No magic tomato? Study breaks link between lycopene and prostate cancer prevention
Tomatoes might be nutritious and tasty, but don’t count on them to prevent prostate cancer. In the May issue of Cancer Epidemiology, Biomarkers & Prevention, researchers based at the National Cancer Institute and Fred Hutchinson Cancer Research Center report that lycopene, an antioxidant predominately found in tomatoes, does not effectively prevent prostate cancer. In fact, the researchers noted an association between beta-carotene, an antioxidant related to lycopene, and an increased risk for aggressive prostate cancer.
According to the researchers, the study is one of the largest to evaluate the role of blood concentrations of lycopene and other carotenoid antioxidants in preventing prostate cancer. Study data were derived from over 28,000 men enrolled in the Prostate, Lung, Colorectal, and Ovarian (PLCO) Cancer Screening Trial, an ongoing, randomized National Cancer Institute trial to evaluate cancer screening methods and to investigate early markers of cancer.

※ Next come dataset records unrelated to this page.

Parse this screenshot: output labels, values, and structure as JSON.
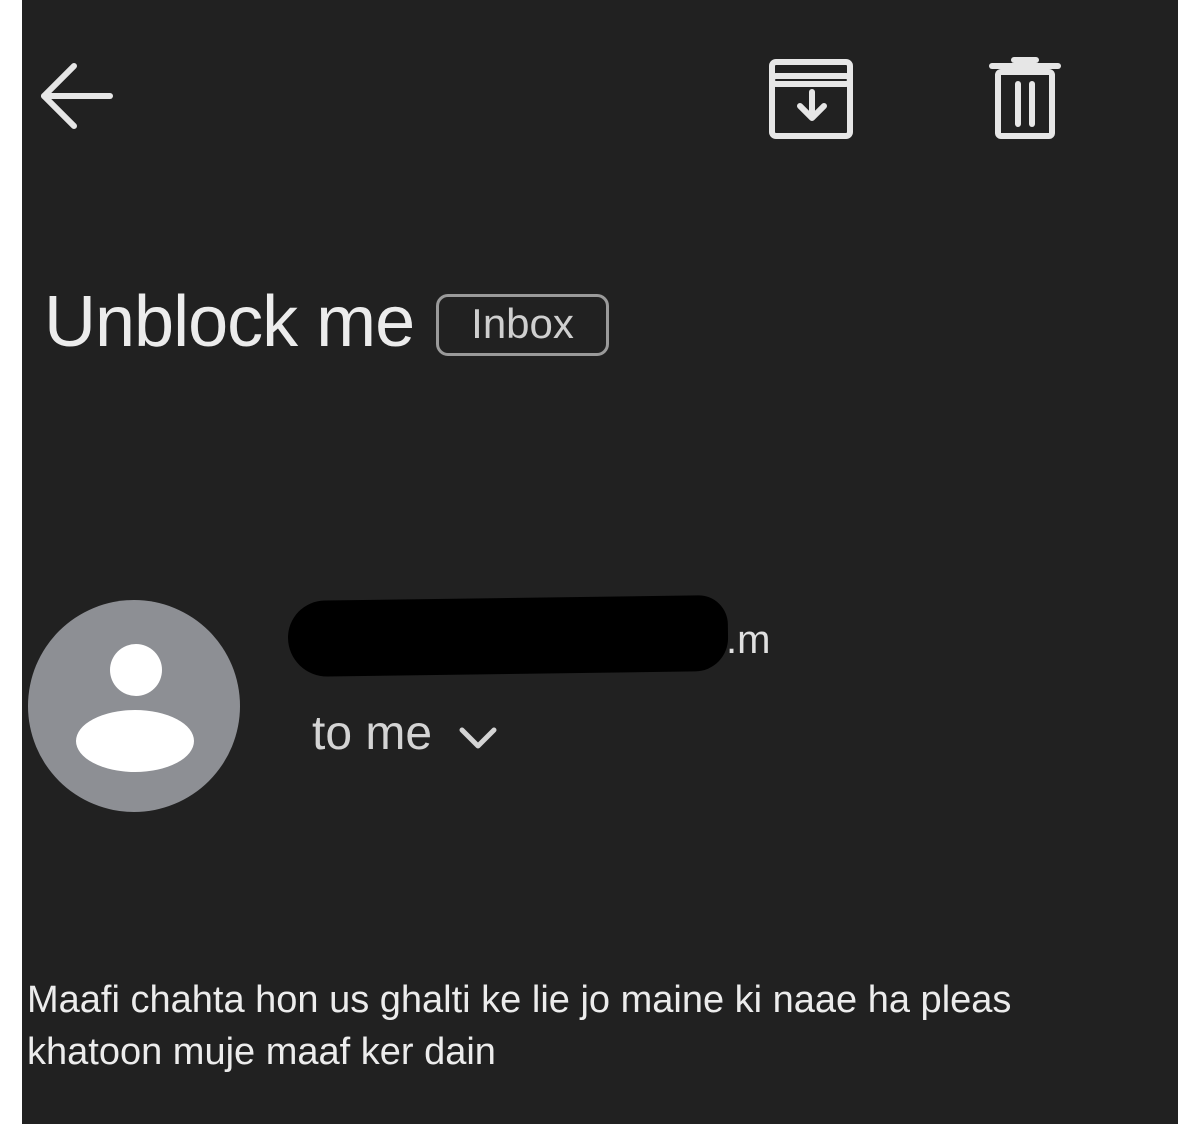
{
  "toolbar": {
    "back_icon": "arrow-left-icon",
    "archive_icon": "archive-icon",
    "delete_icon": "trash-icon"
  },
  "message": {
    "subject": "Unblock me",
    "label": "Inbox",
    "sender_suffix": ".m",
    "recipient": "to me",
    "body_lines": [
      "Maafi chahta hon us ghalti ke lie jo maine ki naae ha pleas",
      "khatoon muje maaf ker dain"
    ]
  },
  "colors": {
    "background": "#212121",
    "avatar": "#8d8f94",
    "text": "#ececec"
  }
}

"It is disappointing, since lycopene might have offered a simple and inexpensive way to lower prostate cancer risk for men concerned about this common disease," said Ulrike Peters, Ph.D., M.P.H., of the Fred Hutchinson Cancer Research Center. "Unfortunately, this easy answer just does not work."
Previous studies suggested that a diet rich in lycopene protected against prostate cancer, spurring commercial and public interest in the antioxidant. Antioxidants protect against free radicals, highly reactive atoms and molecules that can damage DNA and other important molecules in the cell. Since free radical damage increases with age, there has been a long-held suspicion in the scientific community that free radical damage could increase the risk of prostate cancer, a disease that has been clearly associated with age.
Subsequent studies of the potentially protective role of lycopene have been contradictory or inconclusive, according to Peters. In a 2006 study, she and her colleagues looked at the dietary intake of more than 25 tomato-based foods, also using data from the PLCO trial, and found no overall association between lycopene intake and prostate cancer.
In their current study, the researchers followed over 28,000 men between the ages of 55 and 74, enrolled in the PLCO Trial, with no history of prostate cancer. The men were initially screened through a PSA test and digital rectal exam, and were then followed through routine exams and screenings until first occurrence of prostate cancer, death or the end of the trial in 2001. At the beginning of the trial, the men gave a blood sample and completed a questionnaire related to their health, diet and lifestyle.
The researchers focused on non-Hispanic Caucasian men, as the small number of cases among other ethnic groups was statistically insignificant. They found no significant difference between those who had prostate cancer and those who did not in relation to the concentration of lycopene in their bloodstream. "Our results do not offer support for the benefits of lycopene against prostate cancer," Peters said.
Most surprisingly, says Peters, was the relationship between increased risk of aggressive prostate cancer – defined as disease that has spread beyond the prostate – and beta-carotene, another antioxidant found in many vegetables and commonly used as a dietary supplement.
This unexpected observation "may be due to chance, however beta carotene is already known to increase risk of lung cancer and cardiovascular disease in smokers," Peters said.
"While it would be counter-productive to advise people against eating carrots and leafy vegetables, I would say to be cautious about taking beta carotene supplements, particularly at high doses, and consult a physician," Peters said.